Since the outbreak of Coronavirus in Nigeria, the government in conjunction with other stakeholders has been involved in ways to contain the virus and ensure the spread is reduced.
As a result, the government has made several moves including a major lockdown of the hardest-hit states of Lagos, Ogun and Federal Capital Territory.
While at this, the Nigerian Government has received several donations from both local and foreign bodies to help tackle the virus and cushion the effect of the pandemic on the people.
Part of the funding received by the country was channeled towards increasing the testing capability of the country as the health sector in its current abysmal state does not have the capacity to carry out mass testing.
54gene, African Genomics Research, Services, and Development Company, raised the sum of $500,000.
The money raised was to help increase COVID-19 testing capacity in the country by up to 1,000 additional tests daily.
In the same vein, Chinese billionaire, Jack Ma, among other things, donated 20,000 test kits to Nigeria.
Also, the United Nations donated 10,000 test kits while Samsung Heavy Industries Nigeria donated 5,000 test kits to the country.
However, despite receiving these equipment, the country still ranks low in Coronavirus testing in Africa.
As at 17th of April 2020, the Nigeria Center for Disease Control, the agency saddled with combating the virus in Nigeria revealed it has only carried out 7,153 tests.
According to data by Worldometer, Nigeria, when compared to other countries on the continent, has only done 35 tests per one million population.
In the same period, South Africa has done 100,827 tests while Ghana has tested 50,719 with Egypt 25,000 tests.
Mauritius, despite recording 324 cases with 108 recovered, has carried out 9,755 tests.
Similarly, Kenya with just 246 cases has tested 10,784 samples.
Interestingly, the index case for South Africa came a week after Nigeria announced its first case on February 27, 2020.
While South Africa recorded its first on March 5, 2020, Ghana recorded its index case two weeks after Nigeria on March 12.
From that period till now, South Africa and Ghana with lesser population, have approximately carried out 20 times and 10 times respectively, more tests than Nigeria has done.
This brings to the fore Nigeria’s lack of efficiency in attaining a full appraisal of the current reality.
As at April 17, Nigeria currently has 493 cases, 159 discharged and 17 deaths, this means 335 active cases.
While this is reassuring, it is not also deceptive as it does not reflect our reality, and it is because Nigeria has not tested enough.
Existing data shows that if the rate of testing for other countries are applied for Nigeria over the same period, Nigeria would have recorded more than what it currently has.
The low number of tests carried out in Nigeria has cast a cloud over confirmed cases recorded in the country.

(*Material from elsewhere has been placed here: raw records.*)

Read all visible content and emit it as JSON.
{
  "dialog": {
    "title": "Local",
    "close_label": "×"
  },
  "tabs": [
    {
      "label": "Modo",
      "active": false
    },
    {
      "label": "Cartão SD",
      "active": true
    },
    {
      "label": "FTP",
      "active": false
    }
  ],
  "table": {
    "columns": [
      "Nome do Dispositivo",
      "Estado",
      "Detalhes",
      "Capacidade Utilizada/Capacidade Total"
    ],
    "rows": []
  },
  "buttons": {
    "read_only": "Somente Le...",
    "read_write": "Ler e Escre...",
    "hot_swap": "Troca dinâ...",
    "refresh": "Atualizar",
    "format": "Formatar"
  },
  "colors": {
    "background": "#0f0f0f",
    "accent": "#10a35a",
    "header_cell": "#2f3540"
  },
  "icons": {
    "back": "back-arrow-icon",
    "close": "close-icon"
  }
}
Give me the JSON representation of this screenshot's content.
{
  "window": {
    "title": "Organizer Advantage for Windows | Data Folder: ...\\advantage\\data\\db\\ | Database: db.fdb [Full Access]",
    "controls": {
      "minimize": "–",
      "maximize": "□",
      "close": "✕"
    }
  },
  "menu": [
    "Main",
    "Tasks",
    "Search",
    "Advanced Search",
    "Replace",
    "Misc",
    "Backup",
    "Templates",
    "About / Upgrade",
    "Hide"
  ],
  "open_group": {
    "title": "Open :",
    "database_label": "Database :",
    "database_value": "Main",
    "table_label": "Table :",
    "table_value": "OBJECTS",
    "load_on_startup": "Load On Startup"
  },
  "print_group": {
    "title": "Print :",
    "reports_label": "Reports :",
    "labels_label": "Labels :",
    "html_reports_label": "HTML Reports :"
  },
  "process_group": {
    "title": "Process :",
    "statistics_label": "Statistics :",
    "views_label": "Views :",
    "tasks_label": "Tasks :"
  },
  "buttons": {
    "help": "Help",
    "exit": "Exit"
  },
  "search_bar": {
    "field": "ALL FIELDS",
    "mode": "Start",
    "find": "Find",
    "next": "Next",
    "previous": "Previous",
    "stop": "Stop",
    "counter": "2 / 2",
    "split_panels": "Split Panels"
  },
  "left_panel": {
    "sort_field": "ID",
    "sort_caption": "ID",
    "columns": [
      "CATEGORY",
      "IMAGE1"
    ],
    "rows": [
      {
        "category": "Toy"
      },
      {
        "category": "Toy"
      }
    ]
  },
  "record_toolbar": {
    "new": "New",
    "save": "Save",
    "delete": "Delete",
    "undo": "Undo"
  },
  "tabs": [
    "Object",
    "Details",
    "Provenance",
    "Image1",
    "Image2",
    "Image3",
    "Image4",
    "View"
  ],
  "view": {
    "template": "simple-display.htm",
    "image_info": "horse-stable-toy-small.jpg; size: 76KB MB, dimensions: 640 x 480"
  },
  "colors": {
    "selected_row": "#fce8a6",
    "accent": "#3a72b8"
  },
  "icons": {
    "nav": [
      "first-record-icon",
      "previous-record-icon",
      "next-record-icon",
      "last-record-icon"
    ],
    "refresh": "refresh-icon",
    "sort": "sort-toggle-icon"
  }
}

There has been widespread accusations that the agency in charge of testing, the Nigeria Centre for Disease Control deliberately refused to test people for the virus, rather the agency has prioritised testing politicians and high profile persons in the country.
The diplomatic community has warned that Nigeria could record an explosion in infected cases in coming weeks as there are at least 5,000 persons, who had come in contact with infected persons in the country already.
As against the deliberate act of not testing people in Nigeria, the World Health Organisation has called for the mass testing of people suspected of having the virus.
“You cannot fight a fire blindfolded and we cannot stop this pandemic if we don’t know who is infected.
“We have a simple message for all countries: test, test, test. Test every suspected case,” WHO said.
Meanwhile, in his latest nationwide broadcast where he extended the lockdown in the states of Lagos, Ogun and FCT, President Muhammadu Buhari disclosed that the country will improve its capacity to be able to carry out 1,500 tests a day.
Also, in its latest release, on April 17, 2020, the NCDC stated that it was working hard to increase the number of samples tested including community surveillance in the FCT and Lagos.
It also released its strategy for containing the virus in Nigeria.